life is 'as good as that of a soldier in
a secondary skirmish. His adver
sads 'ai-e all on the level, so to speak,
Iand he can see what is coming wi.tho'ut
raising his eyes to heaven, a thing
that mankind fell out of .the habit of
doing ages ago.I
Bu't with the upper air full of ships,
and the ships full of people, and many
of the people full of the intoxication
horn of free life in the void, why; I
would not write any pedestrian's in
1rance wiclhout charging a prohibi
Le us suppos two irresponsibles
LiL an ir bip.
"Hand me that wrench, BilL
There's something the matter with
this nut, and I want to take it off.
Look out! Gee! you missed hitting
bhat ehimney. Can't you steer? Oh,
you careless idiot! What did you
clrop that wrench for? It struck the
aorth light in that studio building.
Let's get away, quick. I'll bet that
you've killed the artist at work-to
;ay nothing of losing the only wrench
we have. Hello, did you see that? An
old chap fell out of .that pink ma
chine, and I'm blamed if he didn't
grab the spire of Grace church, and
there he is!"
"Shall we rescue him?"
"Rescue nothing. What's the mat
ter with his own people doing it "
"Well, I'm going down after that
wrench. I don't see any eommotion
around that studio building. Guess we
didn't kill any one."
The air ship turns, goes back, drops
until it is about five feet above the
ground-glass north light, and then the
man wl.o dropped the wreneh, making
a cone of his hands, calls out:
"Bay, you artist, below there, did
you hear anything drop?"
A moment later a skylight is open
ed, and an excited man in a blue
blouse makes his' apearance.
"Did y.u drop that wrench?
t'wei, ufully sorry. Did you find
"I came near fidding it on my head,
and if you were in a balloon, instead
of an air ship, I'd put out you of com
mission. Confound you all! Life isn't
worth living since you left the high
"Let's ]rave the wrench, .thit's a
zood fellow. '--Cenotry.
THE FLIGHT OF BMS,
swaows ny.~ mueb as nin
The French seiwntifle weekly Cie
et Terre, prints a very interesting 4r
ticle about the speed of several bird, -
as observed by August Venhiarii;of
Autwerp.. The rapidity of flight
edited to the swallow. (200 feet ,
second) seemed exaggerated to him,
And he undertook some experiments
on his own hook.
He sent-several baskets of pigeons
to Compiegne, France, and in a ep
arate eage a swallow whiph had- its
nest under the gable room of.the rail
road station at Antwerp. On Novem
ber 7, at 7.30 in the uirning, al1 the~
birds were liberated at Compiegne;
bhe swall'ow took a northern direction,
as quick as lightnin~g, while the pi
eonse made several spirals in the air
before they started in the same direc
tion.

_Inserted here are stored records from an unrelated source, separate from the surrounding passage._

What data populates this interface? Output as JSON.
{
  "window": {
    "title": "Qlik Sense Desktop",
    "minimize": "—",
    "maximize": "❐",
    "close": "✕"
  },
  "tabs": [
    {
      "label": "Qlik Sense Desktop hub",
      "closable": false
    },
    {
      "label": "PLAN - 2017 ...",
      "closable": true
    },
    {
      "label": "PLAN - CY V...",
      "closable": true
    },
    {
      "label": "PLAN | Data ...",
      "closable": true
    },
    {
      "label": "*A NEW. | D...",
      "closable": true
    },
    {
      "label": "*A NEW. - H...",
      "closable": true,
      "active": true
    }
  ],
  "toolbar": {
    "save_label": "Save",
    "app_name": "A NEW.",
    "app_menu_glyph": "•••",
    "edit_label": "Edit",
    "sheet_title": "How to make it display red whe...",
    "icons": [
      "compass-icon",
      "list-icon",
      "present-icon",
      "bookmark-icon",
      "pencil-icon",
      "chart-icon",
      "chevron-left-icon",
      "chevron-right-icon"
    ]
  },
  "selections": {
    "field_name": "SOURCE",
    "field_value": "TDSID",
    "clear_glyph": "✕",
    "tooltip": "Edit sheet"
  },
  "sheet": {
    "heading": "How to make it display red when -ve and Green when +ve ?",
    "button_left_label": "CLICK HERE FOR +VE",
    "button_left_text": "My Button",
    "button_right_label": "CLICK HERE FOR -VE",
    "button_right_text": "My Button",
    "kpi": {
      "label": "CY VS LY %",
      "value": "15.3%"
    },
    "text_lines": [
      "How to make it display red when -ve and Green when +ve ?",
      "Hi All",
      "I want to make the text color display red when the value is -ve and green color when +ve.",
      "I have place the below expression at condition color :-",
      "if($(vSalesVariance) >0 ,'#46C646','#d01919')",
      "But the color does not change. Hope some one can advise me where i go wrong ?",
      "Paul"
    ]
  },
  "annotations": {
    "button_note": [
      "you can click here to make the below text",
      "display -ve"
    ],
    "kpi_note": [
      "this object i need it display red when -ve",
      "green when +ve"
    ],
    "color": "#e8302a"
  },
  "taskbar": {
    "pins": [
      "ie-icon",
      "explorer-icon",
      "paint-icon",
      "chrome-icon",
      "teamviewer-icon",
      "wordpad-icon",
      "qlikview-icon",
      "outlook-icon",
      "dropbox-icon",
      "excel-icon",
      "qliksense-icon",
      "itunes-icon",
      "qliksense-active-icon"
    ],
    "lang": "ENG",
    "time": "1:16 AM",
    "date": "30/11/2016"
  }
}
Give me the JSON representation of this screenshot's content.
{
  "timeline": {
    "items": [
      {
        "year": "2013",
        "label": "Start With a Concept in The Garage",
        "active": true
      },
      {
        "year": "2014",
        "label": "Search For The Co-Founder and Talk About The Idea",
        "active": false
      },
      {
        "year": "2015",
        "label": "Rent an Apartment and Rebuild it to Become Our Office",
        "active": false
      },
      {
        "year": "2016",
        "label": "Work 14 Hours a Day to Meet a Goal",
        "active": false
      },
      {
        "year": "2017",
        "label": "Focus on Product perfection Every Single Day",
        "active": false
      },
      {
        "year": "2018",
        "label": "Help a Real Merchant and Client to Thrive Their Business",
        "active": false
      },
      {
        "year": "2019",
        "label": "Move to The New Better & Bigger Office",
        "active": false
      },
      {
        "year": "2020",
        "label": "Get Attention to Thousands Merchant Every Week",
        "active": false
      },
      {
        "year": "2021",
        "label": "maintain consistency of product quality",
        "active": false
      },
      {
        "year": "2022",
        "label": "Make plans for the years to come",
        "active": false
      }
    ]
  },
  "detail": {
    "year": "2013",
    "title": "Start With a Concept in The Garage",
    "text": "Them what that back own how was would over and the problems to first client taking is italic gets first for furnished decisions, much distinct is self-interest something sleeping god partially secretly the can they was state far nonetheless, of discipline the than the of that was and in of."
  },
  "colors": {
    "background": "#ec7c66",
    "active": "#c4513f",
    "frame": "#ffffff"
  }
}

The swallow arrived at its nest,
in Antwerp, at 8:23, -a number of wit
nesses being present at its arrivaL.
he .first pigeons only arrived at
their destination at 11.30 of the same
morning. The swallow had, therefore,
covered the entire distance of 146 1-2
miles in 1 hour and 18 minutes, which -
is equal to a speed of 128'l-2 miles
per hour or about 189 feet per second,
which is about double the spee'd of an
The pigeons' only reached a speed
of 35 miles an hour, or 48 feet per sec
ond. It may be gathered from these ft
gures how rapidly the migrations of
swallows take place, as with the speed
given above it would require only
half a day to fly from Belgium or
eentral Germany to northern Africa. _
The old broker handed the messen
gerboy a yellow slip and then pointed
to the bronze statue of Mercury,
which stood on the desk.
"My boy,'' said the old broker sol
emnly, 'do you see that statue? Well,
that is Mercury, the swiftest messen
ger boy on record. Now I want you
to take this message and go as fs
Jimmy shifted his chewinggm
and toyed with the ends of his dog
"Yer'll have to excuse me, mis
ter,'' he responded, "but I can't do
anything of de kind. In de first place,
I've got more clothes on dan dat lob
ster, and, in de second place, if I was
eaught running like that I'd get turn
ed out of de union."
And then Jimmy winked at the
janitor and started off at the same